Friday, April 29, 2011

I"m Not Listening . . . Humperdink, Humperdink, Humperdink

OK, so one of my favorite movies is The Princess Bride. And many of you know there's this hilarious Miracle Max (Billy Crystal) scene where Max doesn't want to hear anything about Humperdink the king he formerly served.  So as Max's wife shouts "Humperdink, Humperdink, Humperdink," Max runs around with his hands over his ears saying, "I'm not listening."

Unfortunately there are many spouses who for all practical purposes act just like Max when their spouse tries to talk to them. There are lots of reasons why the listening is on hold, however. For some they're easily distracted. They don't intend to not listen but they can see a bird fly by and they are now thinking about something else.

Others try to multi-task all the time. They intend to listen but have a remote, newspaper or smart phone in one hand. They end up really showing disrespect to their spouse but feel like those other things can't wait or that they're simply talented enough to do both.

Some, however, don't want to hear what their spouse says because they feel inadequate to respond or simply don't want to face their own failure or wrongdoing.

However, if meaningful, effective and intimate conversation and communication will ever happen in a marriage spouses must let go of their belief that their worth is on the line during conflict.  When we're wrong we need to learn to face it. We won't be less of a person. We'll actually get stronger.

When our spouse needs us to hear them whether it's because of our mistake or merely their need for a listening ear we can go there and must. And if we're not very good at it we need to start practicing.  If we're a multi-tasker then we need to start by putting the other things aside and giving our mate some focused attention.

A few suggestions: turn off the TV, computer or other distractions that keep you from listening well.

Find regular time to focus on each other and hear the other person completely.

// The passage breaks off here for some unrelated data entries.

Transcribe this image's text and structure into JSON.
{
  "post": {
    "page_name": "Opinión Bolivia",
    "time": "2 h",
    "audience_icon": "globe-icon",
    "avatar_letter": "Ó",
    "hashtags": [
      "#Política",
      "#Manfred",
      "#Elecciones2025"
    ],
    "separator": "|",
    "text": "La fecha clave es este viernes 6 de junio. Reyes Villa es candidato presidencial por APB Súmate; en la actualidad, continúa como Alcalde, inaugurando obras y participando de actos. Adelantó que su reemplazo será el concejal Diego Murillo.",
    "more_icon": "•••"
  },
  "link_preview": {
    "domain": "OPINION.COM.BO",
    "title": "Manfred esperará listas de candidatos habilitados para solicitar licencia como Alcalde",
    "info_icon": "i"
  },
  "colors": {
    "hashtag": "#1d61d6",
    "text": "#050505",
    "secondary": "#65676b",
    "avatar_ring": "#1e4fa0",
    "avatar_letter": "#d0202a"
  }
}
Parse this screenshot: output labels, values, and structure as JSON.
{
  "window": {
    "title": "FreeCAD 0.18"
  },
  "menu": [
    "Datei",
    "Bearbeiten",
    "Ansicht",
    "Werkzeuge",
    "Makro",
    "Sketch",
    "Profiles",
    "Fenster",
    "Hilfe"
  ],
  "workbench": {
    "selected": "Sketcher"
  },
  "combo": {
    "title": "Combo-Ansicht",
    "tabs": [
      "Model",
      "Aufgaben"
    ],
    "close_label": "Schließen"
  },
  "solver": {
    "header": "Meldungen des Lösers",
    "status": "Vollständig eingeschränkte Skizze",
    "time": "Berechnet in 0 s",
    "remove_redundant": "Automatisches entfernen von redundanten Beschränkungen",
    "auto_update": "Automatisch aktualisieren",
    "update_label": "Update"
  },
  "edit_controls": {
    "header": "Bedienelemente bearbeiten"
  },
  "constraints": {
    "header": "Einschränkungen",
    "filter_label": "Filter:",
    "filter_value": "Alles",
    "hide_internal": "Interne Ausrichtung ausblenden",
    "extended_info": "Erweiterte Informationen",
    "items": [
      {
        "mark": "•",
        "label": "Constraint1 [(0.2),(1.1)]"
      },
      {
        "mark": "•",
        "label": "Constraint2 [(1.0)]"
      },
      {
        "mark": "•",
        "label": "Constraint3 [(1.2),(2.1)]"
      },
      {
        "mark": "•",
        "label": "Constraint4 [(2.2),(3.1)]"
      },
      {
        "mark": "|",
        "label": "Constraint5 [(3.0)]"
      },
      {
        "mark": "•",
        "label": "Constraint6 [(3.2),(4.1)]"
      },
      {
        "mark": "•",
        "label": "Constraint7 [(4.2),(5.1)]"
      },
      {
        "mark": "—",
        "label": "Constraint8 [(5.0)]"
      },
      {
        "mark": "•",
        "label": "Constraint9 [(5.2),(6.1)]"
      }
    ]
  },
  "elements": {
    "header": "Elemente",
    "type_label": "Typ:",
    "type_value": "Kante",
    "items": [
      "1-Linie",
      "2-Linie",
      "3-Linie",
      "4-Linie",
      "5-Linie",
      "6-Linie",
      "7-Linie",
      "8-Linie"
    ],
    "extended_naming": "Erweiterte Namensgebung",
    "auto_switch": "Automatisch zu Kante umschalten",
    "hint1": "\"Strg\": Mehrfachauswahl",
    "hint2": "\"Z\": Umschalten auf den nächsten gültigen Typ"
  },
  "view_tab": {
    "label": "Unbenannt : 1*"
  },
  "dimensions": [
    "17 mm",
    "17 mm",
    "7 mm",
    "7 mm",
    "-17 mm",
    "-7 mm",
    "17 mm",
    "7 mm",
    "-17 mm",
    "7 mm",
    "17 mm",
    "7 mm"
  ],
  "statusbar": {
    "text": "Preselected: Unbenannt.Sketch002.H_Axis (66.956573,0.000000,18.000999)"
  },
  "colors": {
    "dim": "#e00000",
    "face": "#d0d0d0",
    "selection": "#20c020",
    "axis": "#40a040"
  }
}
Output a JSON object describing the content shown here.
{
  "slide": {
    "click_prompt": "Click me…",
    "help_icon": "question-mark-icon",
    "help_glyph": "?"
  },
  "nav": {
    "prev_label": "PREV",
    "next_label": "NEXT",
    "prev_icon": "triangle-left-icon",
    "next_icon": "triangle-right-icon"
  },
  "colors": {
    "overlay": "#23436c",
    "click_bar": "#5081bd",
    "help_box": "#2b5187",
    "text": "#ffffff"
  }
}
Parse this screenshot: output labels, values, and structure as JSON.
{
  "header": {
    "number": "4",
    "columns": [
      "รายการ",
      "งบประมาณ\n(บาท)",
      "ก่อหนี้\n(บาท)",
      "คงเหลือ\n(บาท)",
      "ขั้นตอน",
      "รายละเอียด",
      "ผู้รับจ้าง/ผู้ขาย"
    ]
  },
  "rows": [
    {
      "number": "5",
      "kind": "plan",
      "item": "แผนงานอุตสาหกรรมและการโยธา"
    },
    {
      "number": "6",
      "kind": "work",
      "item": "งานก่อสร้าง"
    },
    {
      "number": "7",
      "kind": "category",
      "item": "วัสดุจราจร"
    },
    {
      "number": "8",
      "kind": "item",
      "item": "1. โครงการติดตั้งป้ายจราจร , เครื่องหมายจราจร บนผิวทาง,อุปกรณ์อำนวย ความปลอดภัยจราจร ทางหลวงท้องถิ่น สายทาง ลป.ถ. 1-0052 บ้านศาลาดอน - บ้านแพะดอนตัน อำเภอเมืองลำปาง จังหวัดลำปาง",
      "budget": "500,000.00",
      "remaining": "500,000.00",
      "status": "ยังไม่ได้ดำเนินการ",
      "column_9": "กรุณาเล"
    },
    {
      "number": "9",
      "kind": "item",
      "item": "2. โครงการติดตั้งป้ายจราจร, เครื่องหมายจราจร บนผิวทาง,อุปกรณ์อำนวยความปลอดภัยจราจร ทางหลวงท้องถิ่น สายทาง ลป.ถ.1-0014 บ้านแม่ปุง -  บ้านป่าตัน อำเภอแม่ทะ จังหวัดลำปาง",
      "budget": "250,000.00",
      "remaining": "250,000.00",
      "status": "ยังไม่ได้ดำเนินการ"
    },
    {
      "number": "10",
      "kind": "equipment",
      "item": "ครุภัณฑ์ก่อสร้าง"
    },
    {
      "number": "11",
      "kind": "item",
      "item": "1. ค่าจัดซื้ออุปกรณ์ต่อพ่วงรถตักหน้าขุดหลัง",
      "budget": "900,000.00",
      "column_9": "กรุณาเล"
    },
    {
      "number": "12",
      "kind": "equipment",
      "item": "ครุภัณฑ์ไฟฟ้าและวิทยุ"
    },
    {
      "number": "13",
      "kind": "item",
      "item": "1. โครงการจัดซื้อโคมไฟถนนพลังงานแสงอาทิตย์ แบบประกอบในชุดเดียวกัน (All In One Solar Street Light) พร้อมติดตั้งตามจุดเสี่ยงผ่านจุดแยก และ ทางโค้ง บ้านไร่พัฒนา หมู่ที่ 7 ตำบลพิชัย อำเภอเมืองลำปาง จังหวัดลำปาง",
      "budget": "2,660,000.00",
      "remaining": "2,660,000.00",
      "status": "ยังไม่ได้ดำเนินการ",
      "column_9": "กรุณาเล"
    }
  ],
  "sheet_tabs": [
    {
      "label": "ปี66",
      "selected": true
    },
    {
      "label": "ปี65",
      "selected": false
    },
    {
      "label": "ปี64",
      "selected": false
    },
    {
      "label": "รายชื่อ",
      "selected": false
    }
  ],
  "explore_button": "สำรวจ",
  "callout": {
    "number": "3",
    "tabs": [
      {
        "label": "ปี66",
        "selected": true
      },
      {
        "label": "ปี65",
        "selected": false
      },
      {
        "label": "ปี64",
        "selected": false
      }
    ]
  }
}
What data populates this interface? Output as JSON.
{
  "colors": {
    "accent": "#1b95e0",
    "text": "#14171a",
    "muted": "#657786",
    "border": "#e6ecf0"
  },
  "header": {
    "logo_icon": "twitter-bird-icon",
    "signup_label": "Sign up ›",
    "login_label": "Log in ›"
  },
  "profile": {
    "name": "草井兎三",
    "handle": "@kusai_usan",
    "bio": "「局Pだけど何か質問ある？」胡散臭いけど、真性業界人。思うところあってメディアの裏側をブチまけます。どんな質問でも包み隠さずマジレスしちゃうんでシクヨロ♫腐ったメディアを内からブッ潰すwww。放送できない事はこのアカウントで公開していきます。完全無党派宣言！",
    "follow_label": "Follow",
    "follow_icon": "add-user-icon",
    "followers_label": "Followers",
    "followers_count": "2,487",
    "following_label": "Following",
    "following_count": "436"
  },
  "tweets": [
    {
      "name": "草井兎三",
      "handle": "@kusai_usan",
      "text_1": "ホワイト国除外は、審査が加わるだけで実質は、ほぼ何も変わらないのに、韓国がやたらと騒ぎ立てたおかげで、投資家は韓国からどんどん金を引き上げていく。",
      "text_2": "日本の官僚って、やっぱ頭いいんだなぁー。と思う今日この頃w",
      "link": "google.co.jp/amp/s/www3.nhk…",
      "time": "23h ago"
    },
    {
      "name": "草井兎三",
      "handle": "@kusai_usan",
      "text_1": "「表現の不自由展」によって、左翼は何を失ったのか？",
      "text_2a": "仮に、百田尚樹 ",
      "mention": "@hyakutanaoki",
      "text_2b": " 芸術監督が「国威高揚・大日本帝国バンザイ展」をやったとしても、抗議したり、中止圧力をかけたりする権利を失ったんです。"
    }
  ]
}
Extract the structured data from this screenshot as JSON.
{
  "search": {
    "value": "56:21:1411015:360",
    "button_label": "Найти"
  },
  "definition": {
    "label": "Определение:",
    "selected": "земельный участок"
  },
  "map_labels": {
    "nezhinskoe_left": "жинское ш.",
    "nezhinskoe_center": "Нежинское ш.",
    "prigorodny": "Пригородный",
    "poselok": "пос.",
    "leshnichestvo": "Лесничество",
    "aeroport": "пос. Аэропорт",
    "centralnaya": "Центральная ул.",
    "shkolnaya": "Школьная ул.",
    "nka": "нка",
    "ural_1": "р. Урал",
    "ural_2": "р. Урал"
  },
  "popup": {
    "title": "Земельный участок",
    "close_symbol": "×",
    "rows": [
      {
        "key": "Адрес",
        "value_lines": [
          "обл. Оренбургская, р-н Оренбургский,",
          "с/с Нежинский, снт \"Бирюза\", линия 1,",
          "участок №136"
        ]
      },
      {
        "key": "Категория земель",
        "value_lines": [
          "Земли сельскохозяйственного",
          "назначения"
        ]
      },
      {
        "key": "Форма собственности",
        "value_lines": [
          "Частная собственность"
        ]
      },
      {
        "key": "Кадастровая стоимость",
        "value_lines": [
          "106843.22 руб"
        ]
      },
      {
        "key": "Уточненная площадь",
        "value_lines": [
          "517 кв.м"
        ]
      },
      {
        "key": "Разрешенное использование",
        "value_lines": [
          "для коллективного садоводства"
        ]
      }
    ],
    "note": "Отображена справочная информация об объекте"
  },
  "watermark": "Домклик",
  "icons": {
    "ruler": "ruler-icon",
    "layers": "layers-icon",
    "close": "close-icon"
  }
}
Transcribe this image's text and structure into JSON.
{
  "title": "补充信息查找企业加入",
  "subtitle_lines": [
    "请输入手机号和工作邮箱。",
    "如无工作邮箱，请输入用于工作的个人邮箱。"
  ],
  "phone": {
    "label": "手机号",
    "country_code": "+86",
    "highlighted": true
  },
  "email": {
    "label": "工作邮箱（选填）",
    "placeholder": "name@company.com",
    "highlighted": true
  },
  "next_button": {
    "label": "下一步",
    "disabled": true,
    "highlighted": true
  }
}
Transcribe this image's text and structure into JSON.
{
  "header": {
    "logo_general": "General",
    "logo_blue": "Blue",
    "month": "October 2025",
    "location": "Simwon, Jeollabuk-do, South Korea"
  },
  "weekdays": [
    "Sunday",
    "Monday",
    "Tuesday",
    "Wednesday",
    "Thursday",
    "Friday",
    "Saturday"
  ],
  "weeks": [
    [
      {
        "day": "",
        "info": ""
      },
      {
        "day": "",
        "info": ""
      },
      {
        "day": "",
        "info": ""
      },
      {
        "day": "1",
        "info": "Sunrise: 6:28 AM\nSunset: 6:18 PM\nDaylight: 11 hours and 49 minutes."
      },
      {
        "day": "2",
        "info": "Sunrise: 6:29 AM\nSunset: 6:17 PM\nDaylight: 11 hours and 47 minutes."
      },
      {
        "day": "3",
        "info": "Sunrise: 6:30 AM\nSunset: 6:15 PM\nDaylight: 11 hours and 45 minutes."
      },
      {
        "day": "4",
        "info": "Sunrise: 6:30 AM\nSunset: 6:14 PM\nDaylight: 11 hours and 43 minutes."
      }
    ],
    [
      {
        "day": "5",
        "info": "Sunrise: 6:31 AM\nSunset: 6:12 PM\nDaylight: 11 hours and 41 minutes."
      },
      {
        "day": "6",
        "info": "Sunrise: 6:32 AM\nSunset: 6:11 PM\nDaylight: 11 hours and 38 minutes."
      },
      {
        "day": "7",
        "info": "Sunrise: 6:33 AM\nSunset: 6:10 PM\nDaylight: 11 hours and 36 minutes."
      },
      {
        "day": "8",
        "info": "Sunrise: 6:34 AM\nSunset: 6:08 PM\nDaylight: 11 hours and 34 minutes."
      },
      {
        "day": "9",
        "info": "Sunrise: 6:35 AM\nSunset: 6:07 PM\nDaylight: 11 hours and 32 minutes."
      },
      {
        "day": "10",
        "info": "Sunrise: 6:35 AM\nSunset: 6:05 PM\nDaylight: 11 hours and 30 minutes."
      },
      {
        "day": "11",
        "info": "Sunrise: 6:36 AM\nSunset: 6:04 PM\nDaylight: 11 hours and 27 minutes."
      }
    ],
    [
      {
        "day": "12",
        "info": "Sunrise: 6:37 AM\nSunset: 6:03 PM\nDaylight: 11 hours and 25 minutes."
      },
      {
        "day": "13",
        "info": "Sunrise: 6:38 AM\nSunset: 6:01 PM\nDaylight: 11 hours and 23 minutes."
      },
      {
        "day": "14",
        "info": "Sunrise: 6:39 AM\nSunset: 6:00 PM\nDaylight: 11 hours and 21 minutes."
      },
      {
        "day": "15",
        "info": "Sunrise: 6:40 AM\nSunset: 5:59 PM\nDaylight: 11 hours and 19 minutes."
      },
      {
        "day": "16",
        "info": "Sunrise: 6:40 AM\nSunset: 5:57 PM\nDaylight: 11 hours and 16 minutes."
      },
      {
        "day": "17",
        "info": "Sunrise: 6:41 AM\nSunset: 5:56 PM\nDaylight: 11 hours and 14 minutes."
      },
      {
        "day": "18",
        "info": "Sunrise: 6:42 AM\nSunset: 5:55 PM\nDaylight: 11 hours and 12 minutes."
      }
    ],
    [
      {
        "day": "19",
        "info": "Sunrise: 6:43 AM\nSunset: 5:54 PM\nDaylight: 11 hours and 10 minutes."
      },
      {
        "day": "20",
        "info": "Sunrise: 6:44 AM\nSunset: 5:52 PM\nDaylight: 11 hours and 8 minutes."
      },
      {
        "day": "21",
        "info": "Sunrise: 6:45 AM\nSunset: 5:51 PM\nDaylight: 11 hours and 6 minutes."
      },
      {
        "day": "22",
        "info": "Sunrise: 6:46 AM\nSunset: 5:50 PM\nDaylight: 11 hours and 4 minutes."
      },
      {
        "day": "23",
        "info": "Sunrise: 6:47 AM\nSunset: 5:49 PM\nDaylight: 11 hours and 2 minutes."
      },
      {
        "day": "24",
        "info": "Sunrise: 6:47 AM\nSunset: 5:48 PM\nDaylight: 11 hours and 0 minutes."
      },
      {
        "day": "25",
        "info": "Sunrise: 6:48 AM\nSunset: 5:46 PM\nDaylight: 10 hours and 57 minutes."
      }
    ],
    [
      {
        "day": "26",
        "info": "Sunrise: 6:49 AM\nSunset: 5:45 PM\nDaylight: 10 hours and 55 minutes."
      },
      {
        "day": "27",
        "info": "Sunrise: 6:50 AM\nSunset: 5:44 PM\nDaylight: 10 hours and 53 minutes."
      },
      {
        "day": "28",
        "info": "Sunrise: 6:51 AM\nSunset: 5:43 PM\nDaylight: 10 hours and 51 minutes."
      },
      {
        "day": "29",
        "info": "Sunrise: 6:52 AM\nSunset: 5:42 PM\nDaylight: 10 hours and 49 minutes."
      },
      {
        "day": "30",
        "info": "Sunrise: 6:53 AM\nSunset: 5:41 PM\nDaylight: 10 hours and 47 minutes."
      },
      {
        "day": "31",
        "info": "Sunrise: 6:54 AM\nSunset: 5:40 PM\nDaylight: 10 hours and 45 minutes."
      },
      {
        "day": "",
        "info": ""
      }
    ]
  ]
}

If we're easily distracted we need to enumerate those things that steal our attention and determine a way for them not to control us any more.  And if we thought we just didn't want to hear it well . . . decide for a change that it won't kill you. You'll survive and yes, your marriage will be even stronger. And your spouse will know that in you they truly have a friend and confidante.
Gary Sinclair Writer | Speaker | Leader

Gary is currently a consultant, teacher, speaker and chaplain providing resources for families, leaders and churches.

1 comment:

  1. "...must let go of their belief that their worth is on the line during conflict." Very interesting concept and something I haven't thought of quite that way before.

    Thanks for the perspective.